all 4 comments

[–]green_meklarpublic rent-capture 6 points7 points  (0 children)

If there were a skills shortage, employers would be investing heavily in training their employees.

Instead, what we see is employers increasingly looking for the perfect employee, someone who already has all the skills and is ready to dive in and be productive on day one. They are becoming less willing to train their workers, not more. Which is exactly what we would expect if there were an actual surplus of labor.

[–]RikerT_USS_Lolipop 2 points3 points  (0 children)
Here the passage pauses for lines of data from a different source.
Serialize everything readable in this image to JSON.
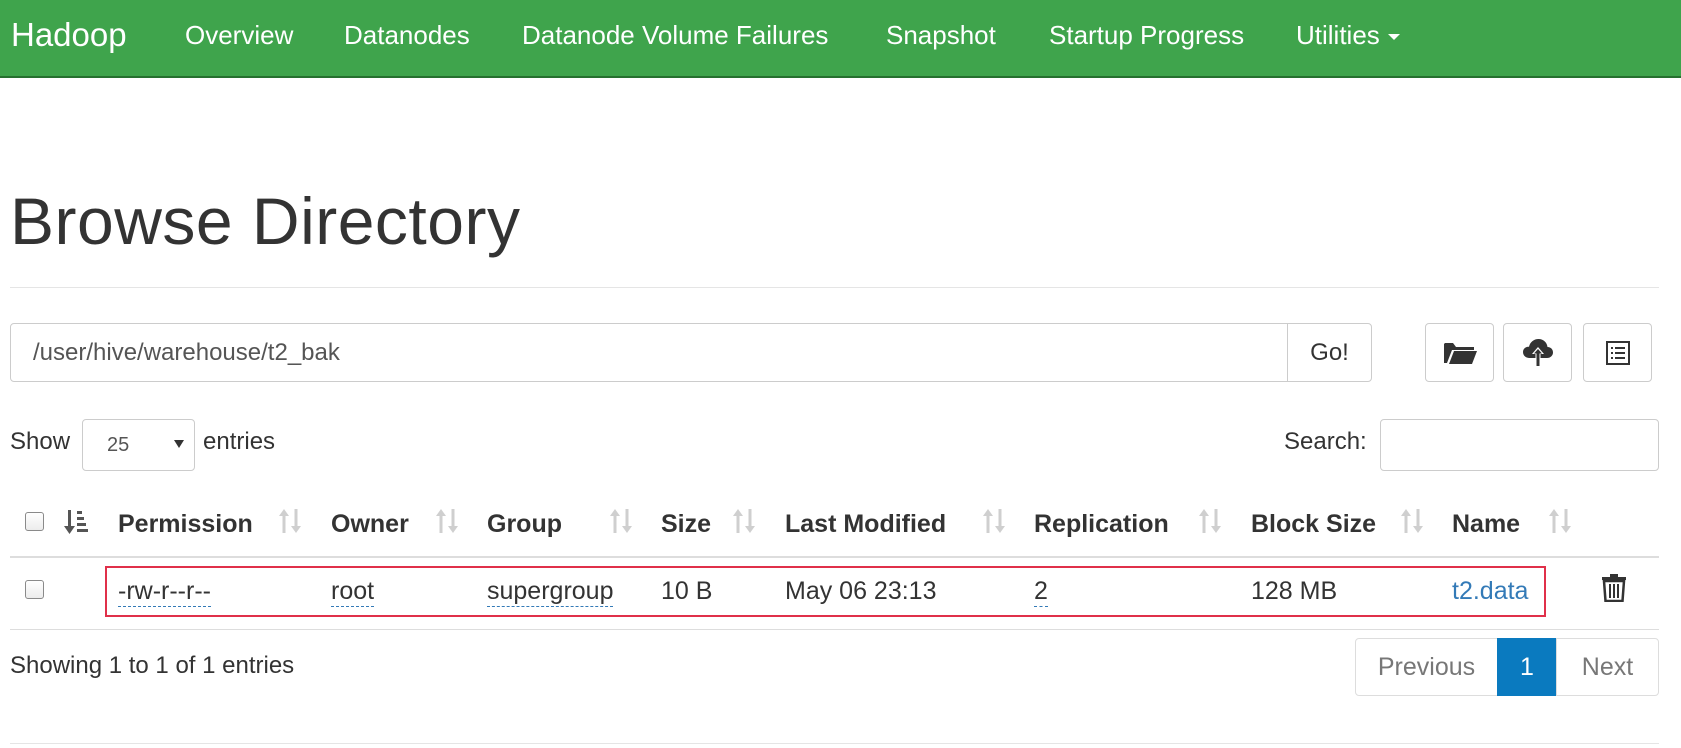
{
  "navbar": {
    "brand": "Hadoop",
    "items": [
      "Overview",
      "Datanodes",
      "Datanode Volume Failures",
      "Snapshot",
      "Startup Progress",
      "Utilities"
    ]
  },
  "page": {
    "title": "Browse Directory"
  },
  "path_form": {
    "path_value": "/user/hive/warehouse/t2_bak",
    "go_label": "Go!",
    "icons": [
      "folder-open-icon",
      "cloud-upload-icon",
      "list-icon"
    ]
  },
  "entries_control": {
    "show_label": "Show",
    "selected": "25",
    "entries_label": "entries",
    "search_label": "Search:"
  },
  "table": {
    "columns": [
      "Permission",
      "Owner",
      "Group",
      "Size",
      "Last Modified",
      "Replication",
      "Block Size",
      "Name"
    ],
    "rows": [
      {
        "permission": "-rw-r--r--",
        "owner": "root",
        "group": "supergroup",
        "size": "10 B",
        "last_modified": "May 06 23:13",
        "replication": "2",
        "block_size": "128 MB",
        "name": "t2.data"
      }
    ]
  },
  "footer": {
    "info": "Showing 1 to 1 of 1 entries",
    "pagination": {
      "previous": "Previous",
      "current": "1",
      "next": "Next"
    }
  },
  "colors": {
    "navbar": "#3fa44c",
    "link": "#337ab7",
    "active_page": "#0a7abf",
    "highlight": "#e0304a"
  }
}
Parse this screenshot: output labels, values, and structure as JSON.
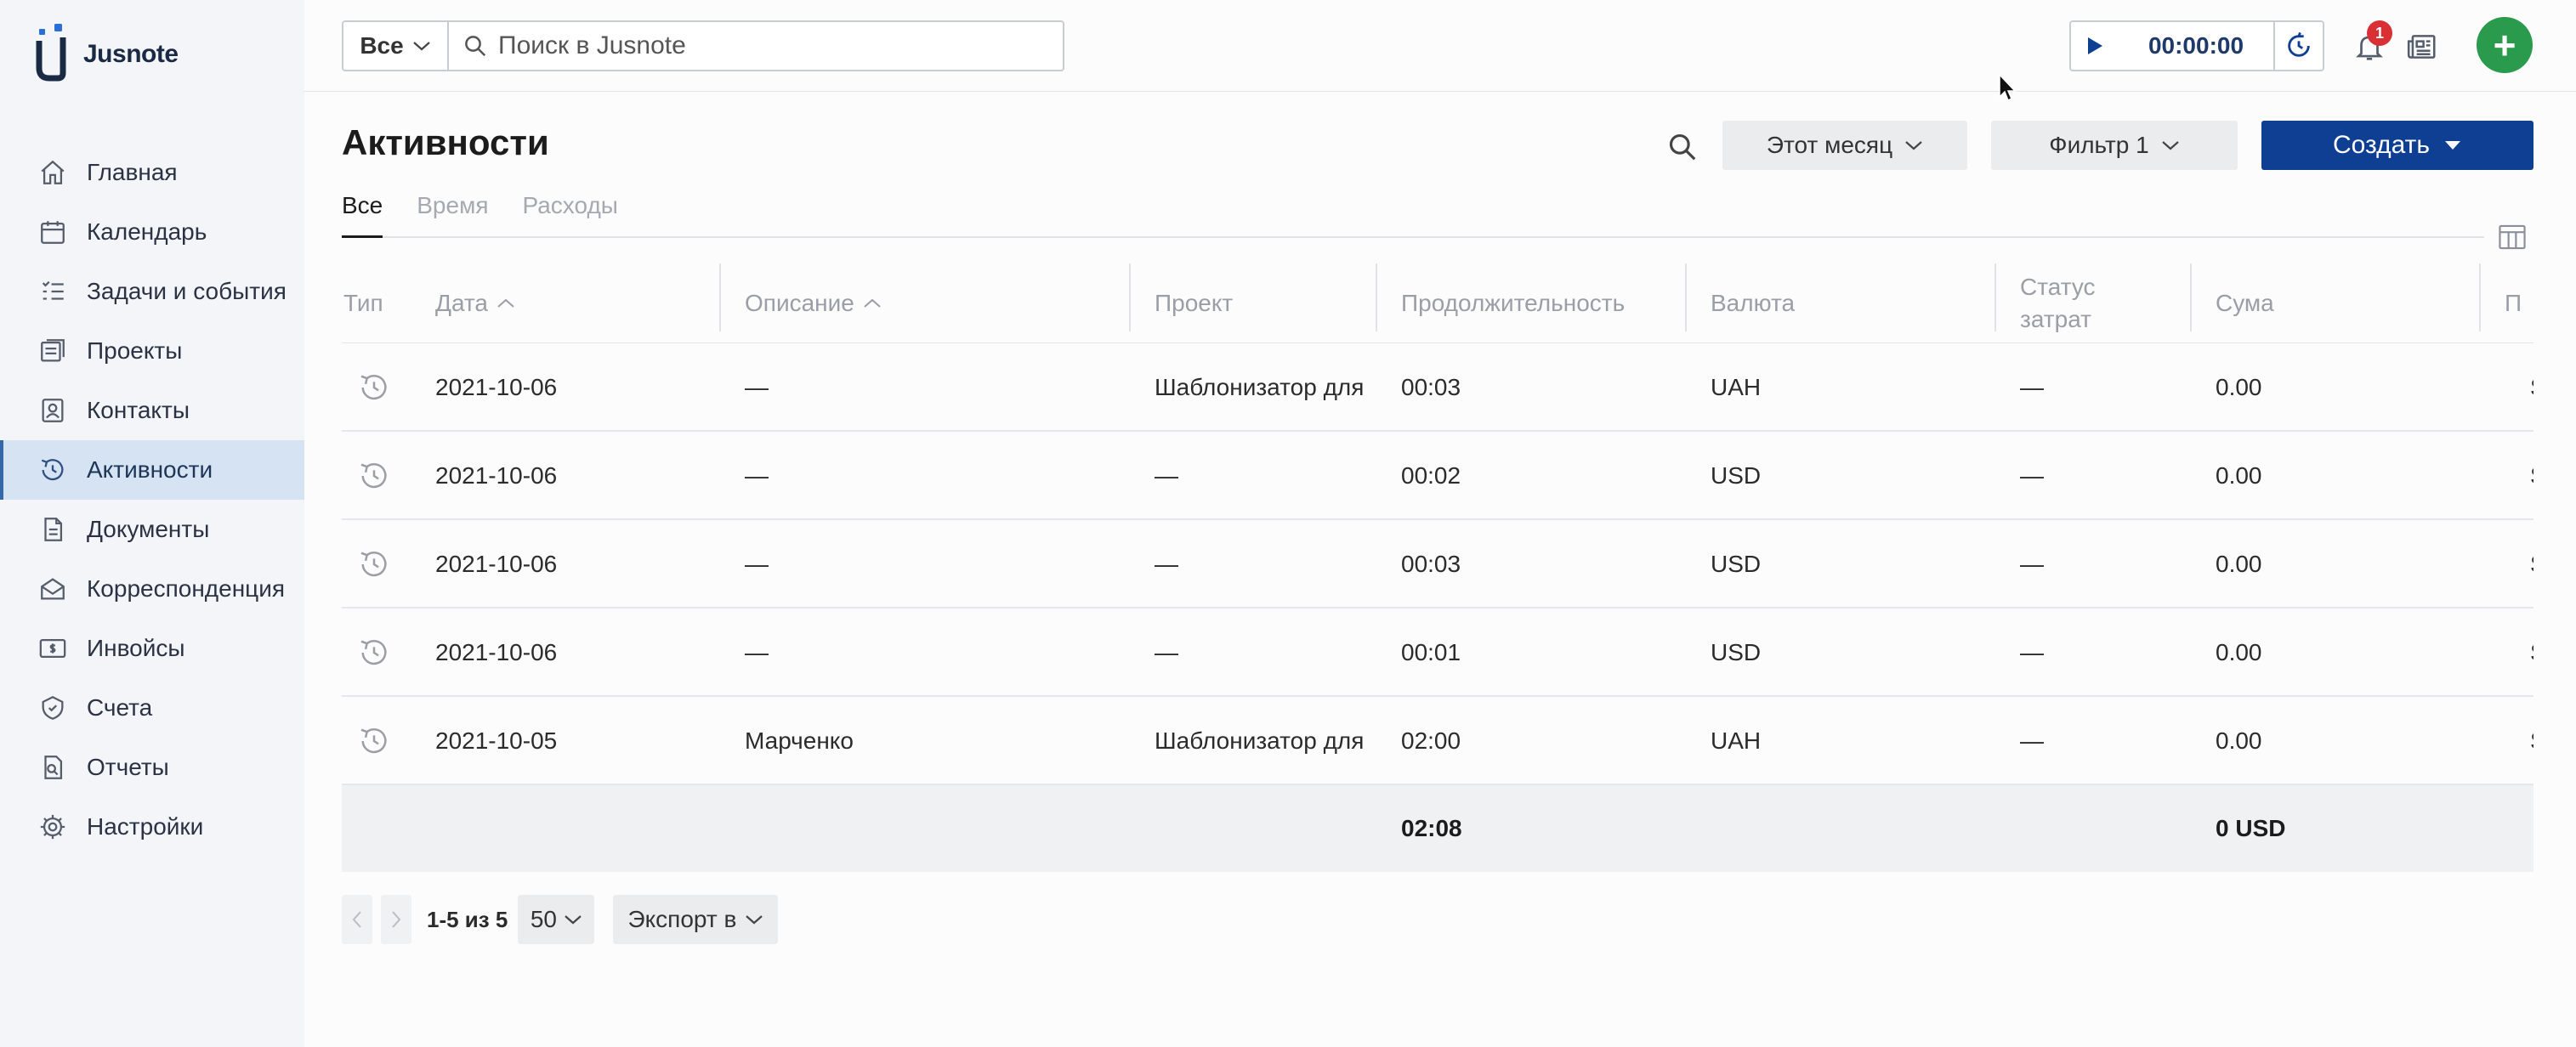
{
  "app": {
    "name": "Jusnote"
  },
  "sidebar": {
    "items": [
      {
        "label": "Главная",
        "icon": "home-icon"
      },
      {
        "label": "Календарь",
        "icon": "calendar-icon"
      },
      {
        "label": "Задачи и события",
        "icon": "tasks-icon"
      },
      {
        "label": "Проекты",
        "icon": "projects-icon"
      },
      {
        "label": "Контакты",
        "icon": "contacts-icon"
      },
      {
        "label": "Активности",
        "icon": "activity-icon",
        "active": true
      },
      {
        "label": "Документы",
        "icon": "documents-icon"
      },
      {
        "label": "Корреспонденция",
        "icon": "mail-icon"
      },
      {
        "label": "Инвойсы",
        "icon": "invoice-icon"
      },
      {
        "label": "Счета",
        "icon": "accounts-icon"
      },
      {
        "label": "Отчеты",
        "icon": "reports-icon"
      },
      {
        "label": "Настройки",
        "icon": "settings-icon"
      }
    ]
  },
  "topbar": {
    "scope": "Все",
    "search_placeholder": "Поиск в Jusnote",
    "timer": "00:00:00",
    "notifications_count": "1",
    "add_label": "+"
  },
  "page": {
    "title": "Активности",
    "period": "Этот месяц",
    "filter": "Фильтр 1",
    "create": "Создать"
  },
  "tabs": [
    {
      "label": "Все",
      "active": true
    },
    {
      "label": "Время"
    },
    {
      "label": "Расходы"
    }
  ],
  "table": {
    "headers": {
      "type": "Тип",
      "date": "Дата",
      "description": "Описание",
      "project": "Проект",
      "duration": "Продолжительность",
      "currency": "Валюта",
      "status_line1": "Статус",
      "status_line2": "затрат",
      "sum": "Сума",
      "next": "П"
    },
    "rows": [
      {
        "date": "2021-10-06",
        "description": "—",
        "project": "Шаблонизатор для",
        "duration": "00:03",
        "currency": "UAH",
        "status": "—",
        "sum": "0.00",
        "next": "S"
      },
      {
        "date": "2021-10-06",
        "description": "—",
        "project": "—",
        "duration": "00:02",
        "currency": "USD",
        "status": "—",
        "sum": "0.00",
        "next": "S"
      },
      {
        "date": "2021-10-06",
        "description": "—",
        "project": "—",
        "duration": "00:03",
        "currency": "USD",
        "status": "—",
        "sum": "0.00",
        "next": "S"
      },
      {
        "date": "2021-10-06",
        "description": "—",
        "project": "—",
        "duration": "00:01",
        "currency": "USD",
        "status": "—",
        "sum": "0.00",
        "next": "S"
      },
      {
        "date": "2021-10-05",
        "description": "Марченко",
        "project": "Шаблонизатор для",
        "duration": "02:00",
        "currency": "UAH",
        "status": "—",
        "sum": "0.00",
        "next": "S"
      }
    ],
    "totals": {
      "duration": "02:08",
      "sum": "0 USD"
    }
  },
  "pagination": {
    "range": "1-5 из 5",
    "page_size": "50",
    "export": "Экспорт в"
  },
  "colors": {
    "accent": "#0f3f92",
    "sidebar_bg": "#f3f5f8",
    "sidebar_active": "#d6e3f3",
    "fab": "#2a9a4d",
    "badge": "#d93036"
  }
}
This is one reason we should all be concerned about the increasing frequency of buyouts and mergers. Fewer employers with the same number of jobs as always, will result in lower wages. (it should be assumed after a merger total number of jobs decreases though)

[–]autotldr 1 point2 points  (0 children)

This is the best tl;dr I could make, original reduced by 88%. (I'm a bot)

As President Obama's Council of Economic Advisers explained in its brief on monopsony back in 2016, "Economic theory shows that firms with monopsony power have an incentive to employ fewer workers at a lower wage than they would in a competitive labor market. What the monopsonistic firm loses in reduced output and revenue, it more than makes up in reduced costs by paying lower wages."

The real problem isn't a skills shortage, it's that you aren't offering market wages, because the market isn't functioning.

The next time you hear about a skills shortage, the real problem may actually be an employer shortage.

Extended Summary | FAQ | Feedback | Top keywords: work#1 wage#2 employ#3 market#4 pay#5

[–]ccc45p 1 point2 points  (0 children)

The employer "shortage" is undesirable if our goal is to make everyone compete with each other and bid up labor prices. That's nice, but what if we live in a time where consolidation causes firms to become more efficient and deliver more consumer value, even with limited competition? I'd rather live in that world, with basic income to deal with low competition for labor. I don't like the idea of pursuing competition for its own sake, even if it is the lesser evil in a dysfunctional society.